- It contains requirements for building setup that includes handling things found in large buildings (e.g. elevator shafts, linen and rubbish chutes, laundries, fire egress stairwells, isolated boiler rooms with makeup air, mechanical rooms with entrances to outside and inside.
- It allows the use of E779 (multipoint shell pressure regression analysis) and E1827 (single and two point repeated reference pressure tests)
- It was developed by an ABAA committee that included testing agencies, envelope consultants, air barrier systems manufacturers, architects, engineers, test and balance contractors, and the manufacturers of blower door testing equipment over the course of three years, including two rounds of voting and two rounds of external review.
- The ABAA board of directors voted to accept and publish the standard.
I’d like to get word out about this standard, as I believe it is the best one to reference for conducting large building tests.”
NOTE from Brennan: “The only caveat regarding this ABAA standard is it’s hard to find the right place to click on the ABAA whole building test page. While you might think it should be in the list of standards in the list at the top of the page, it’s not. It’s at the end of the paragraph below that is headed ‘ABAA – Standard Method,’ where it says, ‘For a copy of this standard, click here.’”
What about long tortuous leak paths?
Gary Nelson is president and founder of The Energy Conservatory, one of the oldest companies building blower door systems. Nelson is not so sure about SonicLQ.
Nelson said, “Sonic leak detection has been around for a long time and sometimes is very useful. But [it does not] work for all types of leaks, especially long tortuous paths, sometimes going through or around sound absorbing insulation. I’m very skeptical that it will ever be able to measure the same leakage that a blower door does on a whole building. Blower door testing big tight buildings can be pretty easy.”
I will keep you posted as SonicLQ is put through its paces in the field in the upcoming year.

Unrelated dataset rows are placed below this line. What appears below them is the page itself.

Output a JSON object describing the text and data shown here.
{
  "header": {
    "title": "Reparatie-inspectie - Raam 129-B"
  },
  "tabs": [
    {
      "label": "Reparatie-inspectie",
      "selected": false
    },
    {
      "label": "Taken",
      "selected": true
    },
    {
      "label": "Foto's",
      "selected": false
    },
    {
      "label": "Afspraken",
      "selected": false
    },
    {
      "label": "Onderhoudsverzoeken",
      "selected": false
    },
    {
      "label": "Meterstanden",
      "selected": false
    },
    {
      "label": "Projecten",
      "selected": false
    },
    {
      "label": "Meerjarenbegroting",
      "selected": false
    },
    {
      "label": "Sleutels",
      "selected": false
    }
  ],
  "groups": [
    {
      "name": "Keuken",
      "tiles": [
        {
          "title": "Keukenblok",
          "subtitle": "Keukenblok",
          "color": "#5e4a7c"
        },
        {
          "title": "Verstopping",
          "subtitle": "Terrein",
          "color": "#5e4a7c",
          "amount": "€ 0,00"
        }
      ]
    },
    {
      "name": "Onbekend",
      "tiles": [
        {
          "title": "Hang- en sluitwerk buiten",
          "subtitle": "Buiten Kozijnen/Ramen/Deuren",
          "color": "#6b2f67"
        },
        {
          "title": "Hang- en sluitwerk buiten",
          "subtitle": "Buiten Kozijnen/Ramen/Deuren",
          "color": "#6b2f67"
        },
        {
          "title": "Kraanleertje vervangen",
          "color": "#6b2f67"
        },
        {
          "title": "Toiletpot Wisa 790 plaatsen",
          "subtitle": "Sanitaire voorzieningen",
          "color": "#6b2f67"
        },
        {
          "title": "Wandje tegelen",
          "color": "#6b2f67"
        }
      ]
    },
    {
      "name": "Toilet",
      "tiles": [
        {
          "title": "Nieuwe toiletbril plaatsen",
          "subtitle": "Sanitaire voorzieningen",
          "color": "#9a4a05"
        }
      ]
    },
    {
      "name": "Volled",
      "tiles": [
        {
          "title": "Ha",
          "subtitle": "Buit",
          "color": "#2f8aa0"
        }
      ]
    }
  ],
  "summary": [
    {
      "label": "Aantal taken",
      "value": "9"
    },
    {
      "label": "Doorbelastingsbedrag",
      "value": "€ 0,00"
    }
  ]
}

In addition to acting as GBA’s technical director, Peter Yost is the Vice President for Technical Services at BuildingGreen in Brattleboro, Vermont. He has been building, researching, teaching, writing, and consulting on high-performance homes for more than twenty years. An experienced trainer and consultant, he’s been recognized as NAHB Educator of the Year. Do you have a building science puzzle? Contact Pete here. You can also sign up for BuildingGreen’s email newsletter to get a free report on avoiding toxic insulation, as well as regular posts from Peter.